* _Directions for this task_
For the word "screenshot", search the records and show each line in which it occurs.

* _Given data_
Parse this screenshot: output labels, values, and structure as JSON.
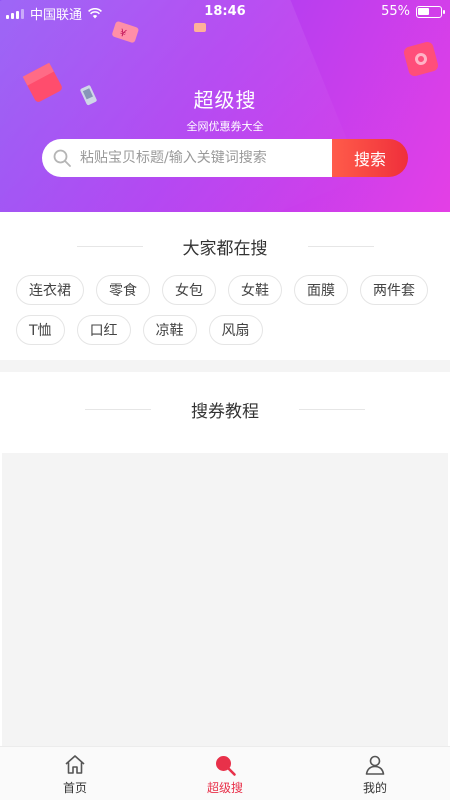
{
  "status_bar": {
    "carrier": "中国联通",
    "time": "18:46",
    "battery": "55%",
    "battery_level": 0.55
  },
  "header": {
    "title": "超级搜",
    "subtitle": "全网优惠券大全",
    "search_placeholder": "粘贴宝贝标题/输入关键词搜索",
    "search_button": "搜索"
  },
  "hot_searches": {
    "heading": "大家都在搜",
    "rows": [
      [
        "连衣裙",
        "零食",
        "女包",
        "女鞋",
        "面膜",
        "两件套"
      ],
      [
        "T恤",
        "口红",
        "凉鞋",
        "风扇"
      ]
    ]
  },
  "tutorial": {
    "heading": "搜券教程"
  },
  "tabbar": {
    "items": [
      {
        "label": "首页",
        "icon": "home-icon",
        "active": false
      },
      {
        "label": "超级搜",
        "icon": "search-magnifier-icon",
        "active": true
      },
      {
        "label": "我的",
        "icon": "user-icon",
        "active": false
      }
    ]
  },
  "colors": {
    "header_gradient_start": "#8a49f4",
    "header_gradient_end": "#e43fe6",
    "search_button": "#ef2f3b",
    "active_tab": "#e8314a"
  }
}
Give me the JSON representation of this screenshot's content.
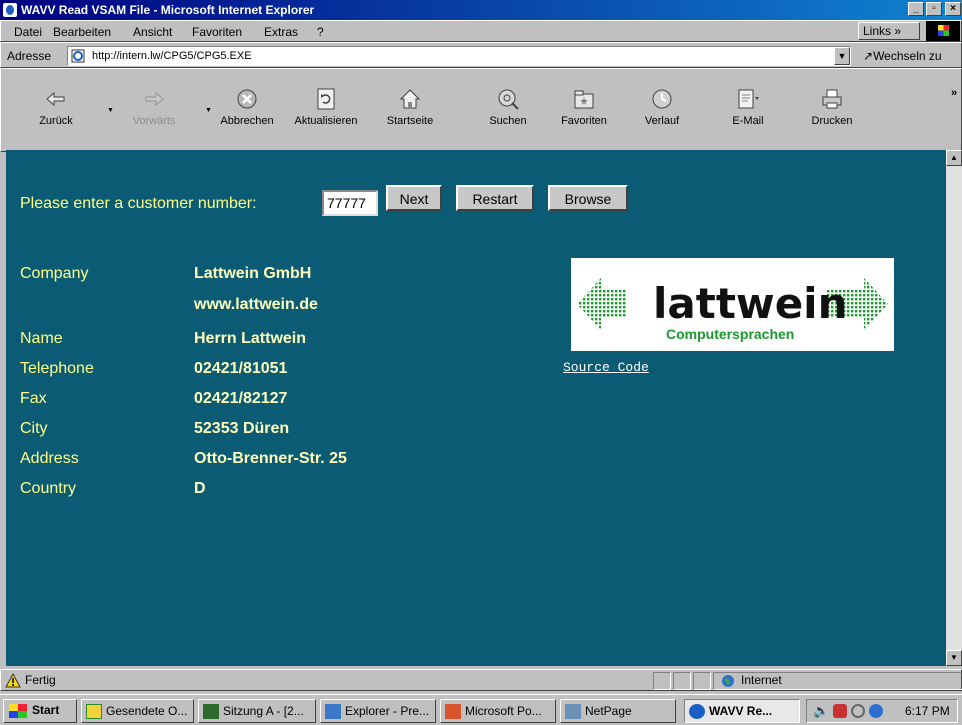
{
  "window": {
    "title": "WAVV Read VSAM File - Microsoft Internet Explorer",
    "minimize": "_",
    "maximize": "▫",
    "close": "×"
  },
  "menu": [
    "Datei",
    "Bearbeiten",
    "Ansicht",
    "Favoriten",
    "Extras",
    "?"
  ],
  "links_label": "Links »",
  "address": {
    "label": "Adresse",
    "url": "http://intern.lw/CPG5/CPG5.EXE",
    "go_label": "Wechseln zu"
  },
  "toolbar": [
    "Zurück",
    "Vorwärts",
    "Abbrechen",
    "Aktualisieren",
    "Startseite",
    "Suchen",
    "Favoriten",
    "Verlauf",
    "E-Mail",
    "Drucken"
  ],
  "toolbar_more": "»",
  "form": {
    "prompt": "Please enter a customer number:",
    "customer_number": "77777",
    "next_label": "Next",
    "restart_label": "Restart",
    "browse_label": "Browse"
  },
  "record": {
    "company_label": "Company",
    "company_value": "Lattwein GmbH",
    "website": "www.lattwein.de",
    "name_label": "Name",
    "name_value": "Herrn Lattwein",
    "telephone_label": "Telephone",
    "telephone_value": "02421/81051",
    "fax_label": "Fax",
    "fax_value": "02421/82127",
    "city_label": "City",
    "city_value": "52353 Düren",
    "address_label": "Address",
    "address_value": "Otto-Brenner-Str. 25",
    "country_label": "Country",
    "country_value": "D"
  },
  "logo": {
    "wordmark": "lattwein",
    "tagline": "Computersprachen"
  },
  "source_code_link": "Source Code",
  "status": {
    "text": "Fertig",
    "zone": "Internet"
  },
  "taskbar": {
    "start_label": "Start",
    "tasks": [
      "Gesendete O...",
      "Sitzung A - [2...",
      "Explorer - Pre...",
      "Microsoft Po...",
      "NetPage",
      "WAVV Re..."
    ],
    "clock": "6:17 PM"
  },
  "colors": {
    "content_bg": "#0b5b75",
    "label_text": "#ffff85",
    "value_text": "#ffffbb",
    "logo_green": "#1a9a2c",
    "titlebar": "#000080"
  }
}
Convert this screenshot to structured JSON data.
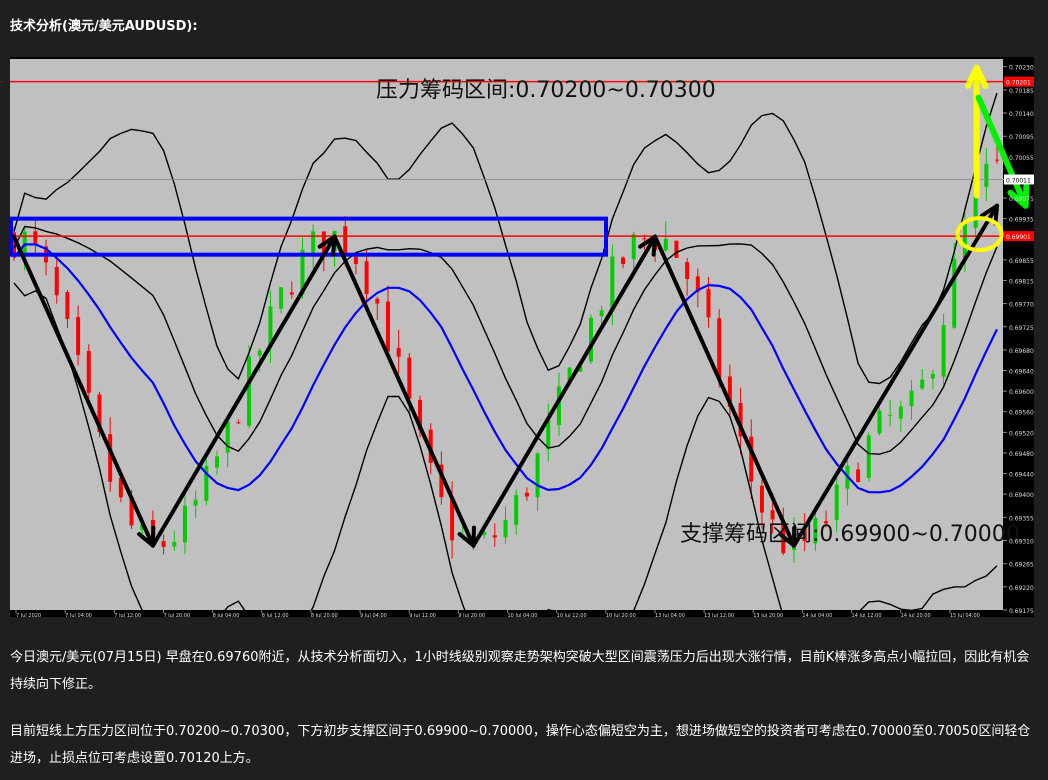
{
  "heading": "技术分析(澳元/美元AUDUSD):",
  "paragraphs": [
    "今日澳元/美元(07月15日) 早盘在0.69760附近，从技术分析面切入，1小时线级别观察走势架构突破大型区间震荡压力后出现大涨行情，目前K棒涨多高点小幅拉回，因此有机会持续向下修正。",
    "目前短线上方压力区间位于0.70200~0.70300，下方初步支撑区间于0.69900~0.70000，操作心态偏短空为主，想进场做短空的投资者可考虑在0.70000至0.70050区间轻仓进场，止损点位可考虑设置0.70120上方。"
  ],
  "chart_data": {
    "type": "candlestick",
    "instrument": "AUDUSD",
    "timeframe": "H1",
    "ylim": [
      0.69175,
      0.70245
    ],
    "y_ticks": [
      0.7023,
      0.70185,
      0.7014,
      0.70095,
      0.70055,
      0.70011,
      0.69975,
      0.69935,
      0.699,
      0.69855,
      0.69815,
      0.6977,
      0.69725,
      0.6968,
      0.6964,
      0.696,
      0.6956,
      0.6952,
      0.6948,
      0.6944,
      0.694,
      0.69355,
      0.6931,
      0.69265,
      0.6922,
      0.69175
    ],
    "y_tick_labels": [
      "0.70230",
      "0.70185",
      "0.70140",
      "0.70095",
      "0.70055",
      "0.70011",
      "0.69975",
      "0.69935",
      "0.69900",
      "0.69855",
      "0.69815",
      "0.69770",
      "0.69725",
      "0.69680",
      "0.69640",
      "0.69600",
      "0.69560",
      "0.69520",
      "0.69480",
      "0.69440",
      "0.69400",
      "0.69355",
      "0.69310",
      "0.69265",
      "0.69220",
      "0.69175"
    ],
    "x_tick_labels": [
      "7 Jul 2020",
      "7 Jul 04:00",
      "7 Jul 12:00",
      "7 Jul 20:00",
      "8 Jul 04:00",
      "8 Jul 12:00",
      "8 Jul 20:00",
      "9 Jul 04:00",
      "9 Jul 12:00",
      "9 Jul 20:00",
      "10 Jul 04:00",
      "10 Jul 12:00",
      "10 Jul 20:00",
      "13 Jul 04:00",
      "13 Jul 12:00",
      "13 Jul 20:00",
      "14 Jul 04:00",
      "14 Jul 12:00",
      "14 Jul 20:00",
      "15 Jul 04:00"
    ],
    "current_price_label": "0.70011",
    "resistance_line": 0.70201,
    "resistance_line_label": "0.70201",
    "support_line": 0.69901,
    "support_line_label": "0.69901",
    "annotations": {
      "resistance_text": "压力筹码区间:0.70200~0.70300",
      "support_text": "支撑筹码区间:0.69900~0.70000"
    },
    "price_path": [
      [
        0,
        0.699
      ],
      [
        13,
        0.693
      ],
      [
        30,
        0.699
      ],
      [
        43,
        0.693
      ],
      [
        60,
        0.699
      ],
      [
        73,
        0.693
      ],
      [
        83,
        0.6955
      ],
      [
        92,
        0.7003
      ]
    ],
    "overlays": [
      "Bollinger Bands",
      "Moving Average"
    ],
    "colors": {
      "plot_bg": "#c0c0c0",
      "bull_candle": "#00cc00",
      "bear_candle": "#ff0000",
      "ma_line": "#0000ff",
      "band_line": "#000000",
      "hline": "#ff0000",
      "blue_box": "#0000ff",
      "arrow_black": "#000000",
      "arrow_yellow": "#ffff00",
      "arrow_green": "#00ee00",
      "ellipse": "#ffff00"
    }
  }
}
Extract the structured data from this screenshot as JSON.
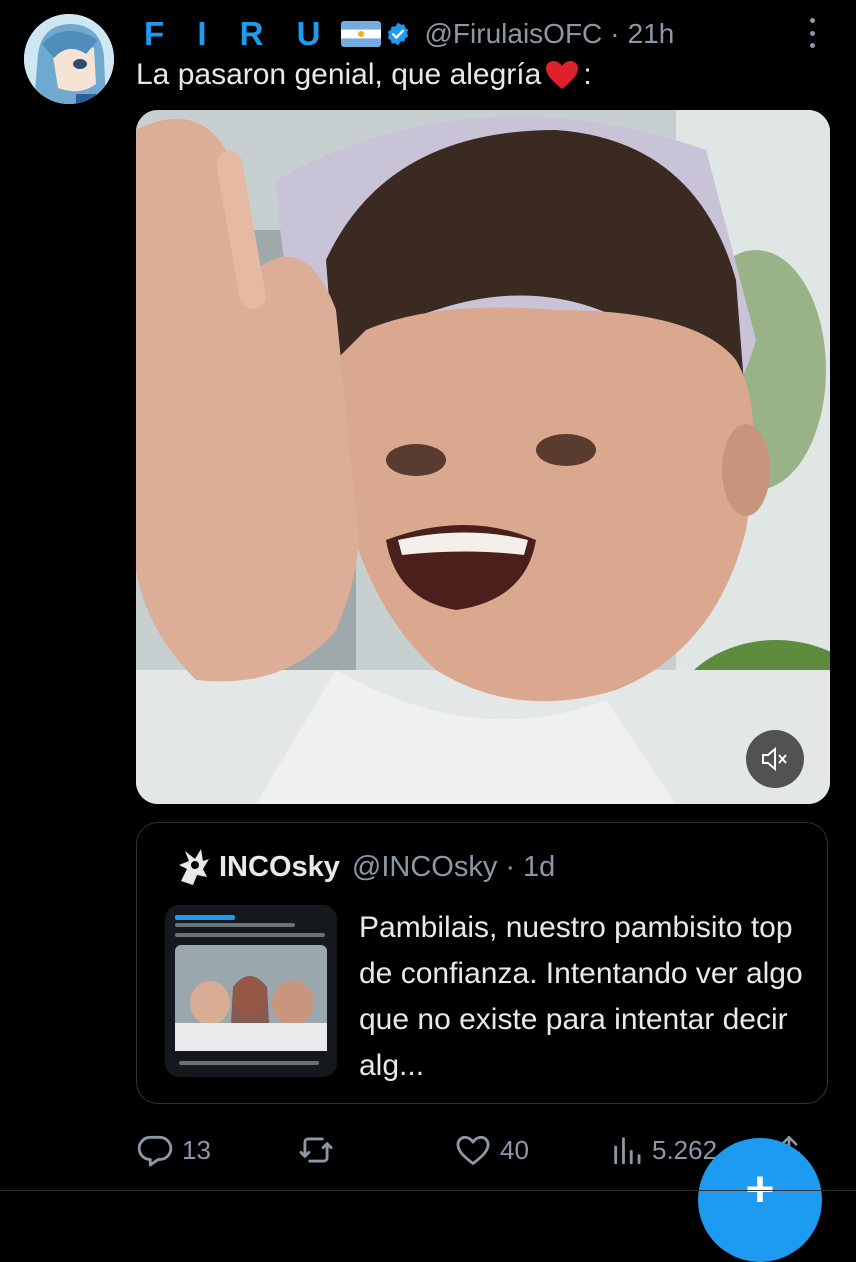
{
  "tweet": {
    "display_name": "F I R U",
    "handle": "@FirulaisOFC",
    "separator": "·",
    "time": "21h",
    "text": "La pasaron genial, que alegría",
    "text_suffix": ":"
  },
  "quoted_tweet": {
    "display_name": "INCOsky",
    "handle": "@INCOsky",
    "separator": "·",
    "time": "1d",
    "text": "Pambilais, nuestro pambisito top de confianza. Intentando ver algo que no existe para intentar decir alg..."
  },
  "actions": {
    "reply_count": "13",
    "retweet_count": "",
    "like_count": "40",
    "views_count": "5.262"
  },
  "fab": {
    "label": "+"
  },
  "colors": {
    "accent": "#1d9bf0",
    "text": "#e7e9ea",
    "muted": "#8b98a5",
    "border": "#2f3336",
    "background": "#000000"
  },
  "icons": [
    "avatar",
    "argentina-flag-emoji",
    "verified-badge-icon",
    "more-icon",
    "red-heart-emoji",
    "mute-icon",
    "incosky-logo",
    "reply-icon",
    "retweet-icon",
    "like-icon",
    "views-icon",
    "share-icon",
    "compose-plus-icon"
  ]
}
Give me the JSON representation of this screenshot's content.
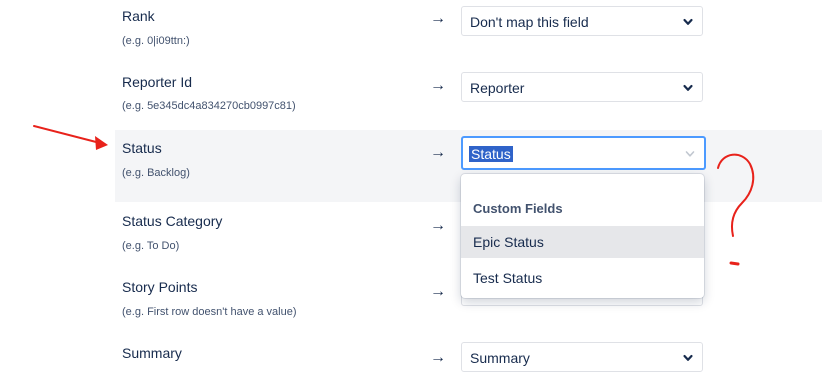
{
  "rows": [
    {
      "name": "Rank",
      "example": "(e.g. 0|i09ttn:)",
      "arrow": "→",
      "value": "Don't map this field"
    },
    {
      "name": "Reporter Id",
      "example": "(e.g. 5e345dc4a834270cb0997c81)",
      "arrow": "→",
      "value": "Reporter"
    },
    {
      "name": "Status",
      "example": "(e.g. Backlog)",
      "arrow": "→",
      "value": "Status"
    },
    {
      "name": "Status Category",
      "example": "(e.g. To Do)",
      "arrow": "→",
      "value": ""
    },
    {
      "name": "Story Points",
      "example": "(e.g. First row doesn't have a value)",
      "arrow": "→",
      "value": ""
    },
    {
      "name": "Summary",
      "example": "",
      "arrow": "→",
      "value": "Summary"
    }
  ],
  "dropdown": {
    "group_label": "Custom Fields",
    "options": [
      "Epic Status",
      "Test Status"
    ],
    "hovered_index": 0
  },
  "icons": {
    "select": "chevron-down-icon",
    "annotation_arrow": "red-arrow-annotation",
    "annotation_mark": "red-question-mark-annotation"
  },
  "colors": {
    "focus_border": "#4c9aff",
    "selection_highlight": "#2f63c9",
    "annotation": "#e8221b"
  }
}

* _Task output_
Parse this screenshot: output labels, values, and structure as JSON.
Give me the JSON representation of this screenshot's content.
Convert this screenshot to structured JSON data.
Extract the structured data from this screenshot as JSON.
Give me the JSON representation of this screenshot's content.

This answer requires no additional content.